Bytecode in Java plays a pivotal role in the realm of programming languages, highlighting Java as a versatile and potent player. This uniqueness is attributed to Java’s compilation process, which intricately involves the generation of bytecode. If you’re a burgeoning programmer or a curious enthusiast, this article serves as your inclusive guide to comprehending the essence of Bytecode in Java. Let’s embark on a journey into its significance, role, and impact on the domain of Java programming.
Contents for Bytecode in Java
What is Bytecode in Java?
Bytecode in Java is an essential concept that bridges the gap between high-level human-readable code and machine-executable instructions. When you write Java code, you create text-based instructions that make sense to humans but not directly to computers. To transform your code into something the computer can understand and execute, Java employs a two-step process: compilation and interpretation.

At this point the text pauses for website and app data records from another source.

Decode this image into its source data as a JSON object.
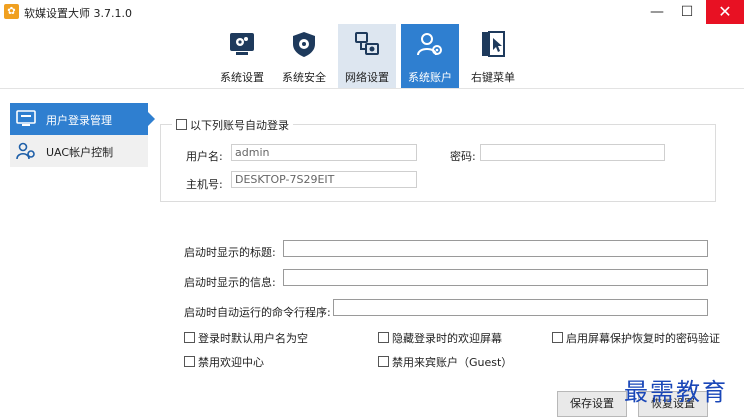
{
  "window": {
    "title": "软媒设置大师 3.7.1.0",
    "minimize": "—",
    "maximize": "☐",
    "close": "✕"
  },
  "toolbar": {
    "items": [
      {
        "label": "系统设置",
        "icon": "monitor-gear-icon"
      },
      {
        "label": "系统安全",
        "icon": "shield-gear-icon"
      },
      {
        "label": "网络设置",
        "icon": "network-icon"
      },
      {
        "label": "系统账户",
        "icon": "user-account-icon"
      },
      {
        "label": "右键菜单",
        "icon": "cursor-menu-icon"
      }
    ],
    "selected_index": 2,
    "active_index": 3
  },
  "sidebar": {
    "items": [
      {
        "label": "用户登录管理",
        "icon": "monitor-login-icon",
        "active": true
      },
      {
        "label": "UAC帐户控制",
        "icon": "users-icon",
        "active": false
      }
    ]
  },
  "autologin": {
    "checkbox_label": "以下列账号自动登录",
    "username_label": "用户名:",
    "username_value": "admin",
    "password_label": "密码:",
    "password_value": "",
    "hostname_label": "主机号:",
    "hostname_value": "DESKTOP-7S29EIT"
  },
  "startup": {
    "title_label": "启动时显示的标题:",
    "title_value": "",
    "message_label": "启动时显示的信息:",
    "message_value": "",
    "command_label": "启动时自动运行的命令行程序:",
    "command_value": ""
  },
  "options": {
    "default_empty_user": "登录时默认用户名为空",
    "hide_welcome": "隐藏登录时的欢迎屏幕",
    "screensaver_password": "启用屏幕保护恢复时的密码验证",
    "disable_welcome_center": "禁用欢迎中心",
    "disable_guest": "禁用来宾账户（Guest）"
  },
  "buttons": {
    "save": "保存设置",
    "restore": "恢复设置"
  },
  "watermark": "最需教育"
}
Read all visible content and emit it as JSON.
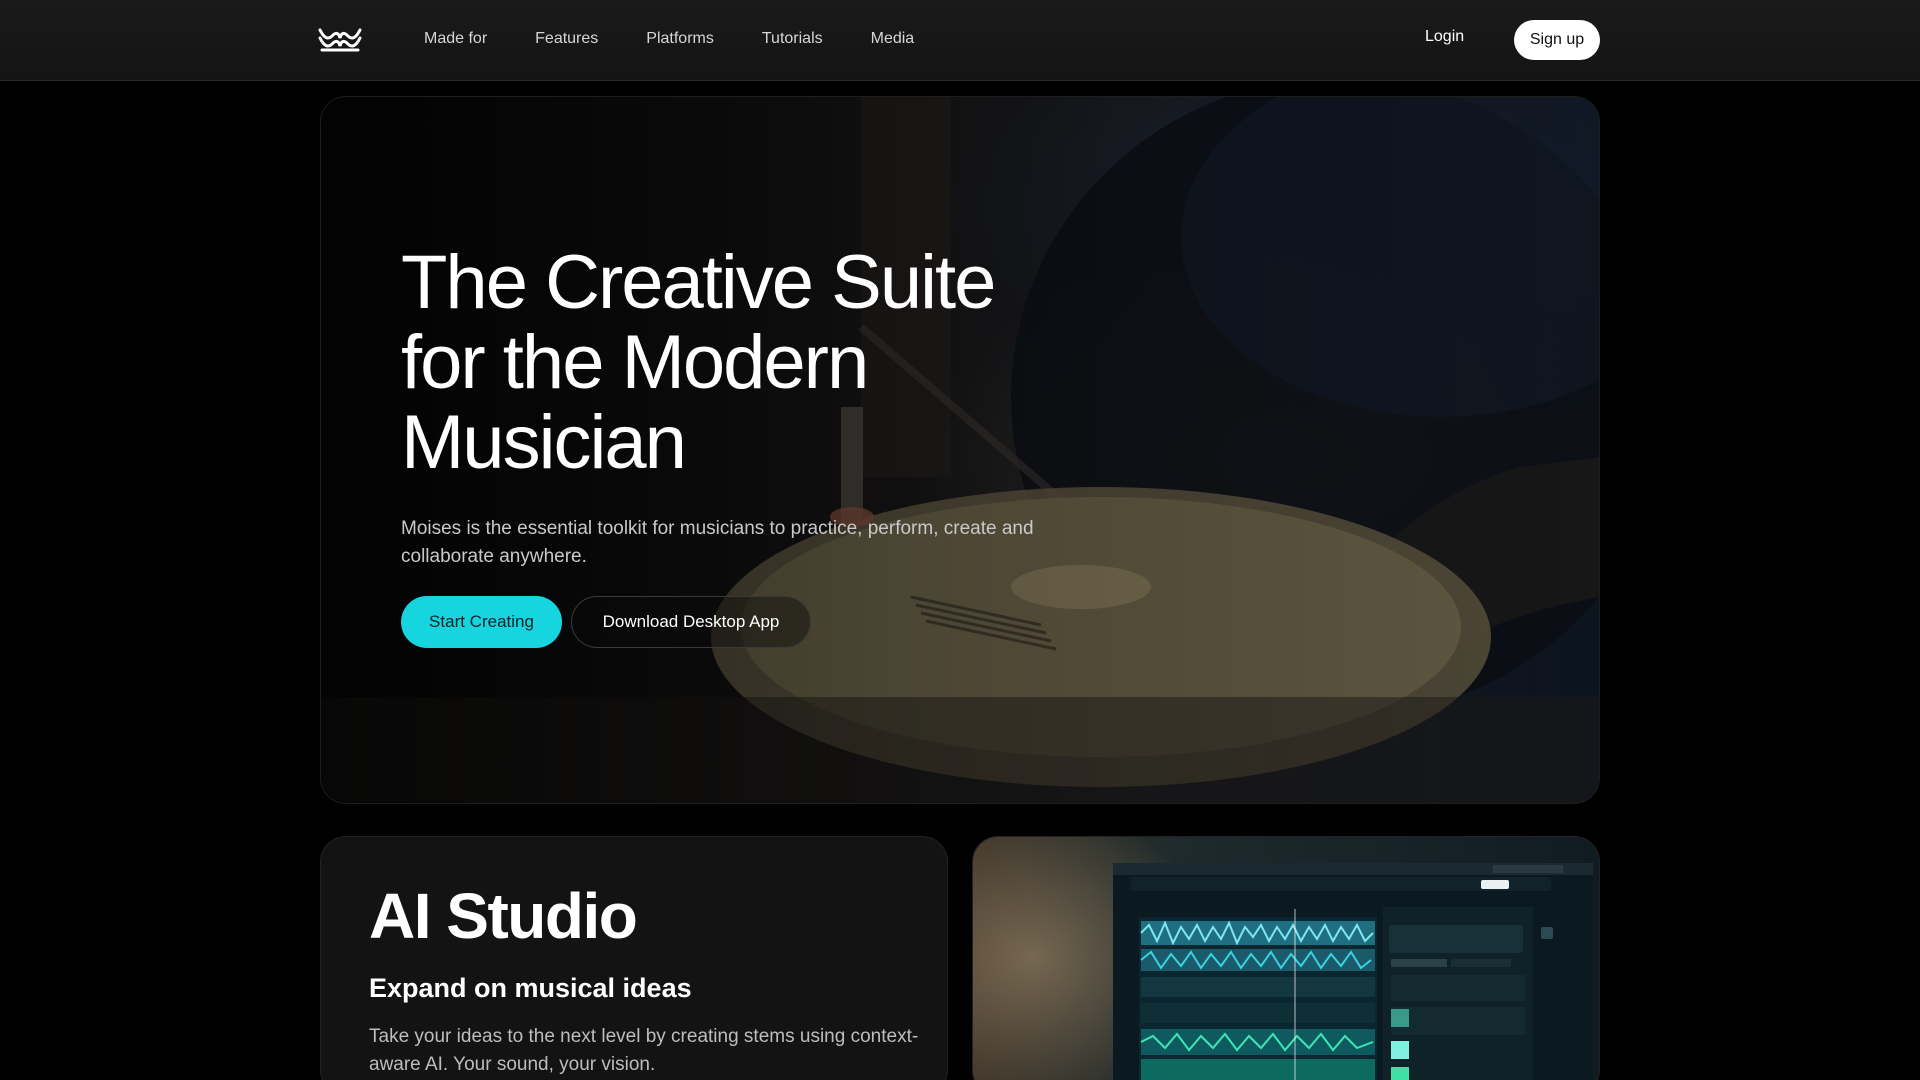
{
  "nav": {
    "logo_icon": "moises-wave-logo-icon",
    "links": [
      "Made for",
      "Features",
      "Platforms",
      "Tutorials",
      "Media"
    ],
    "login_label": "Login",
    "signup_label": "Sign up"
  },
  "hero": {
    "title_lines": [
      "The Creative Suite",
      "for the Modern",
      "Musician"
    ],
    "subtitle": "Moises is the essential toolkit for musicians to practice, perform, create and collaborate anywhere.",
    "primary_button": "Start Creating",
    "secondary_button": "Download Desktop App",
    "accent_color": "#16d5de"
  },
  "ai_studio": {
    "title": "AI Studio",
    "subtitle": "Expand on musical ideas",
    "description": "Take your ideas to the next level by creating stems using context-aware AI. Your sound, your vision."
  }
}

During compilation, your Java source code is transformed into bytecode. This bytecode is a low-level representation of your code, resembling machine code but independent of any specific hardware or operating system. It’s a set of instructions designed to be executed by the Java Virtual Machine (JVM), a key component in the Java ecosystem.
The Role of Java Virtual Machine (JVM)
The Java virtual machine is an important component of the Java architecture. It acts as an interpreter, executing the bytecode produced by the compilation process. The JVM provides an environment that’s consistent across different platforms, allowing Java programs to run on various systems without modification. This “write once, run anywhere” capability is a hallmark of Java’s design philosophy.
When you run a Java program, the JVM loads the bytecode and translates it into machine-specific instructions that the underlying hardware can execute. This dynamic translation process enables Java programs to achieve a balance between performance and portability.
Advantages of Bytecode in Java
- Portability: Bytecode’s platform-independent nature ensures that a Java program can run on any device or operating system that has a compatible JVM. This portability has been a driving force behind Java’s popularity, especially in enterprise software development.
- Security: Since bytecode is an intermediate representation, the original source code remains hidden from end-users. This provides a layer of security by preventing unauthorized access to the code’s logic.
- Performance: While interpreted languages can be slower than natively compiled languages, the JVM’s Just-In-Time (JIT) compilation optimizes bytecode for execution, often resulting in efficient performance.
- Dynamic Loading: Java programs can dynamically load classes and libraries at runtime, enhancing flexibility and enabling features like plugins and modular development.
The Bytecode Generation Process
- Compilation: When you compile your Java source code, the Java compiler (
javac) transforms it into bytecode. This bytecode is saved in
.classfiles, each corresponding to a class in your code.
- Classloading: When you run a Java program, the JVM’s classloader loads the required classes into memory. These classes can be part of your program or standard Java libraries.
- Verification: The JVM verifies the loaded bytecode to ensure it adheres to security and structural constraints. This step prevents malicious code from causing harm.
- Execution: The bytecode is interpreted by the JVM or, in some cases, compiled further into native machine code for improved execution speed.
In the world of Java programming, bytecode is the foundation upon which the language’s portability, security, and performance rest. It serves as the intermediary that allows developers to write code once and run it on diverse platforms without modification. The Java Virtual Machine’s role in interpreting and executing bytecode underscores its significance in the Java ecosystem.
As you continue your programming journey, understanding bytecode will provide you with insights into how Java programs function at a deeper level. Whether you’re building desktop applications, mobile apps, or enterprise systems, bytecode remains a core element that enables the seamless execution of your Java code. So, the next time you write Java code, remember that it’s not just for humans but also for the bytecode interpreter that brings your creations to life on the digital stage.